Tim Hecker Plays Up The Tension

Tim Hecker Plays Up The Tension
Photo: Tim Hecker
In Canadian music, Tim Hecker is a bit of an anomaly, still an obscure figure even though his international reputation confirms his stature as a visionary of abstract guitar music. His sixth album, Harmony in Ultraviolet, is a testament to the no-man’s land between black metal and musique concrète, a jarring constitution of white light and white heat. By his own estimation he draws fans as diverse as "computer nerds and longhaired goth dudes with painted fingernails.” They may not see eye to eye on much else, but when it comes to Hecker’s recordings, they readily agree, something special is going on.

The ability to jump borders, in music and audience, has been key to Hecker’s way of thinking from the beginning. "My approach as a young suburban kid was always to be in a band, one with great communication and some transcendental product that would surpass all of our abilities and make some magic,” he says. "That never really happened. So my music is really just a product of failed collective experience. Out of necessity I bought a sampler, so I could loop drums and play guitar over that. Gradually, the sampler seemed more and more interesting, and I played less and less guitar. Soon I hooked that sampler up to my computer and went from there.” Hecker first made a name for himself internationally in his mid-20s as the atmospheric click-techno producer Jetone. Jetone’s second album, 2001’s Ultramarin, had found a home on the Force Inc. label, at the time a highly recognised outlet. Ultramarin garnered critical raves and a strong following, setting Hecker in the same sphere as Toronto’s Thomas Jirku and Montreal’s Akufen as the new hopes of Canadian techno.

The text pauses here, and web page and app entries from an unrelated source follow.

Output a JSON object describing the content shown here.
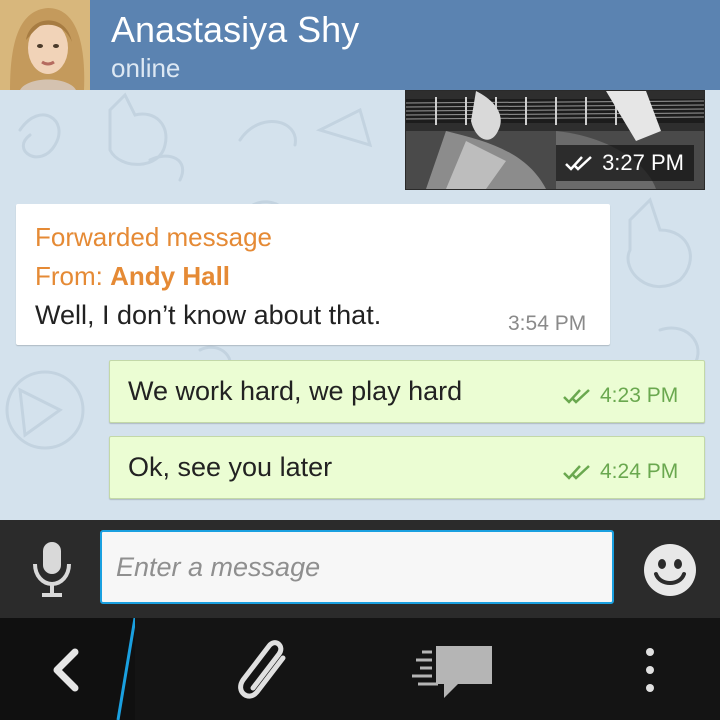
{
  "header": {
    "contact_name": "Anastasiya Shy",
    "status": "online",
    "bg_color": "#5b83b1"
  },
  "messages": [
    {
      "type": "photo",
      "direction": "out",
      "time": "3:27 PM",
      "read_icon": "double-check-icon"
    },
    {
      "type": "forwarded",
      "direction": "in",
      "forward_label": "Forwarded message",
      "from_prefix": "From: ",
      "from_name": "Andy Hall",
      "text": "Well, I don’t know about that.",
      "time": "3:54 PM"
    },
    {
      "type": "text",
      "direction": "out",
      "text": "We work hard, we play hard",
      "time": "4:23 PM",
      "read_icon": "double-check-icon"
    },
    {
      "type": "text",
      "direction": "out",
      "text": "Ok, see you later",
      "time": "4:24 PM",
      "read_icon": "double-check-icon"
    }
  ],
  "composer": {
    "placeholder": "Enter a message",
    "mic_icon": "microphone-icon",
    "emoji_icon": "smiley-icon",
    "accent_color": "#1aa0e0"
  },
  "action_bar": {
    "icons": [
      "back-icon",
      "paperclip-icon",
      "chat-bubble-icon",
      "overflow-menu-icon"
    ]
  },
  "colors": {
    "outgoing_bubble": "#ebfdd3",
    "incoming_bubble": "#ffffff",
    "forward_accent": "#e58a35",
    "read_check": "#6aa84f",
    "chat_bg": "#d4e2ed"
  }
}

At the height of his techno popularity, he took an unexpected turn: Hecker dropped the BPMs. Within a few months of Ultramarin, he released his first ambient record, Haunt Me, Haunt Me, Do It Again. Initially, because of its proximity to the Jetone album, Haunt Me was considered a well-executed side project. After all, the album was delivered at a time when almost every electronic producer was working under multiple aliases. But by the time 2003’s spectacular Radio Amor emerged, it was becoming increasingly clear that Jetone wasn’t coming back.

"Working on multiple projects leads to a form of cultural schizophrenia,” he says. "It’s one thing to say we live in a schizophrenic age, but I was trying to combat that, unifying everything and combating that urge to do 20 different projects. I wanted to consolidate it all, work on something as a craft instead of just an exploration. You put your name on it; this is what you did musically. When you spread your music out over multiple aliases, it kind of dilutes responsibility.”

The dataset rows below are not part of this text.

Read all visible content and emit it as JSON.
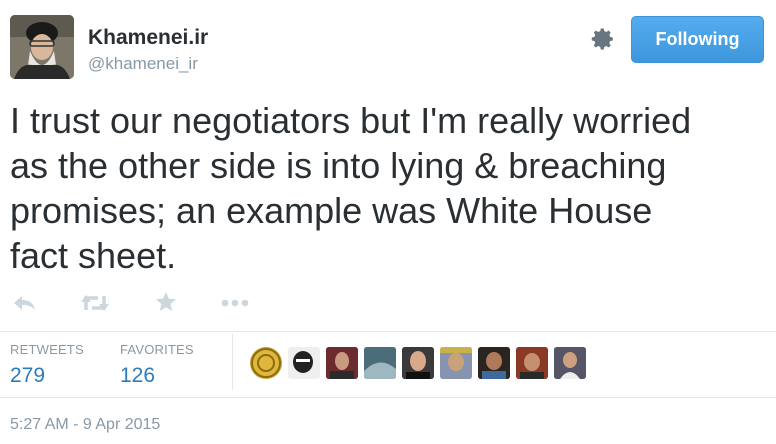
{
  "author": {
    "display_name": "Khamenei.ir",
    "username": "@khamenei_ir"
  },
  "follow_button": {
    "label": "Following"
  },
  "tweet": {
    "lines": [
      "I trust our negotiators but I'm really worried",
      "as the other side is into lying & breaching",
      "promises; an example was White House",
      "fact sheet."
    ]
  },
  "actions": [
    "reply-icon",
    "retweet-icon",
    "favorite-icon",
    "more-icon"
  ],
  "stats": {
    "retweets_label": "RETWEETS",
    "retweets_count": "279",
    "favorites_label": "FAVORITES",
    "favorites_count": "126"
  },
  "timestamp": "5:27 AM - 9 Apr 2015",
  "colors": {
    "accent": "#55acee",
    "count": "#2d7bbb",
    "muted": "#8899a6",
    "text": "#292f33",
    "action_icon": "#ccd6dd"
  }
}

Certainly, Harmony in Ultraviolet, has little in common with Hecker’s contributions to fellow Montreal experimenters Fly Pan Am. It has even less in common with his work as Jetone. Harmony in Ultraviolet takes a step back from the claustrophobic depths of 2004’s Mirages, returning to the subtle melodicism of Radio Amor and the comparatively open spaces of Haunt Me. All in all, it capitalises on the most attractive qualities of his earlier work while still forging ahead. Hecker’s tenacity for uncovering the musicality within noise has propelled his recording into that rarefied tenure of timelessness. They’ll never sound old, nor will they ever sound completely new. At their most rigorous they sound otherworldly, at their best they sound sublime.

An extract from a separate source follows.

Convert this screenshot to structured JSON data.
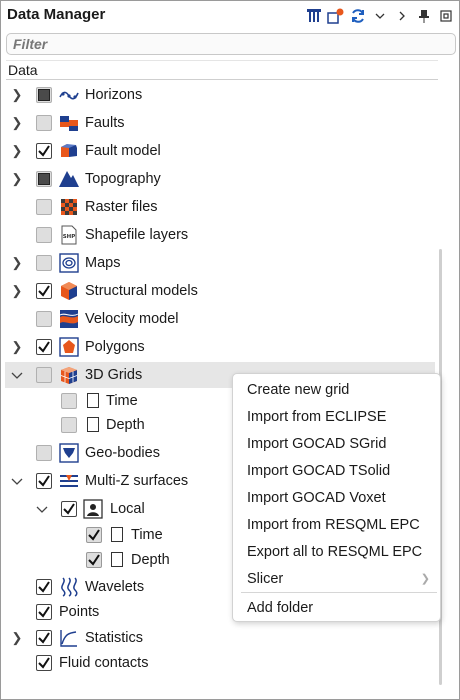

"These days I’m interested in making fucked-up attempts at transcendental music,” Hecker admits. "I don’t think I put much value into any particular approach. I put more emphasis on the end result: did it succeed or fail at being transcendental music? You could probably try to do this with 1975 four-track technology if you wanted to. I guess I just enjoy that mind-warping quality, not because that’s what I feel I want to listen to all the time. Just because I feel that’s what I can add to the world.”

Hecker’s contribution to the world transcends not only time, but also the contemporary artistic spectrum. Much like Austria’s Mego collective (Fennesz, Pita, Kevin Drumm et al), he belongs to an isolated smattering of abstract minimalists who borrow as heavily from contemporary fine art and installation theory as they do from traditional instrumentation or computers. "My attraction to noise is artistic, intellectual, personal. I enjoy finding that threshold where noise, which has been traditionally associated with something unpleasant, unwanted, merges with harmonics or melodics. How that tension synthesises into transcendence.”

The sources of Hecker’s noise may be unwanted, but few others play with the tension noise conjures so beautifully.